nutrient-packed cabbage cousin

Kale is the ultimate trendy vegetable. It sits firmly at the top of the ANDI (Aggregate Nutrient Density Index) along with mustard greens, collards and watercress.

There are lots of reasons to like it, even if you don’t take to its distinctive texture and taste immediately. It’s considered to be full of antioxidants and beta-carotene, Vitamin C and K, minerals, iron, it can help lower cholesterol and fight cancer.

Kale is a brassica, the family that includes broccoli, cabbage, cauliflower and collards. It’s a winter vegetable, thriving in cool or cold conditions when pests and diseases can’t survive. In warmer weather kale, like all brassicas, is susceptible to the white butterfly laying eggs which turn into the destructive caterpillars. You can grow kale in spring and autumn as well as winter, but you’ll need to use sheep manure and neem pellets in the planting hole, cover your plants with a net and if you do get an infestation there are organic sprays that will deal with the caterpillars.

When growing food organically it’s best to grow in the optimal season with optimal soil and growing conditions. In summer, there are a host of other vegetables that will take the place of kale in your diet and then you’ll appreciate the reintroduction of kale come autumn.

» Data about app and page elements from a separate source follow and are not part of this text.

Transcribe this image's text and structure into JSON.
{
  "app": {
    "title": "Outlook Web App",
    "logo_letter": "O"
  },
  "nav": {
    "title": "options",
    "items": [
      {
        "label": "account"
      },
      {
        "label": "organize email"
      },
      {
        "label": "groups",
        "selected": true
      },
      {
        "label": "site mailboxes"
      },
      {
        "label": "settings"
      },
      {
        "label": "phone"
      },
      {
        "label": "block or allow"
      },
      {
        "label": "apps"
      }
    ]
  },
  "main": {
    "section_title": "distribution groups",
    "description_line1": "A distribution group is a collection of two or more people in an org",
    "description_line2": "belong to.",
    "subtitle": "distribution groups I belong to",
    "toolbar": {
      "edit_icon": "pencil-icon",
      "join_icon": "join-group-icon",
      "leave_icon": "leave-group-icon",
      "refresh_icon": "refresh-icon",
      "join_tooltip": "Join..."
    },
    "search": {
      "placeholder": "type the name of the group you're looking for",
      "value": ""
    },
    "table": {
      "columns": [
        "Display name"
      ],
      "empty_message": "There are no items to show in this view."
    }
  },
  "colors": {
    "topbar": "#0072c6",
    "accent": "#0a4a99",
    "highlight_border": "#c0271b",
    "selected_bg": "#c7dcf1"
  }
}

There are three main types of kale: Curly leaved or Borecole, Russian Red and Cavolo nero.

Brassicas like a soil enriched with lots of organic matter. If your soil is low in nutrients, plants will either die or go to seed quickly. With many vegetables we’ll put additives in after they’re planted so that watering and rain take the nutrients down to the plants’ roots, but with brassicas we mix them into the soil beforehand. Brassicas are a crop that needs feeding during the growing period as well, and it’s at that time that we’ll apply fertiliser and compost superficially.

We recommend adding compost, chicken manure or sheep pellets, coffee grounds and rock dust to your soil before planting. Brassicas don’t like an acidic soil, so if you’re adding coffee grounds also add lime to neutralise them. You need to add lime if you’re planting into a bed that’s had an acid-loving crop, like tomatoes, in it previously. Fork it all in, and rake over to make the surface even for planting. Plant about 30-40 centimetres apart.

Brassicas like lots of water during the growing season, so once you’ve planted the seedlings, give them a good water. Add mulch to keep the moisture in. Mulch also adds carbon matter to the soil and suppresses weeds. Give the plants one last water to bed it all in.

Like most winter vegetables, the taste improves after the first frost. In fact, we recommend you don’t harvest kale until after one or two hard frosts (if you get frosts, that is).

The leaves of kale toughen as they get older, so harvesting tender leaves that are less than 30 centimetres long ensures the best taste experience. And harvest regularly – this way the plant will keep producing new leaves from its centre.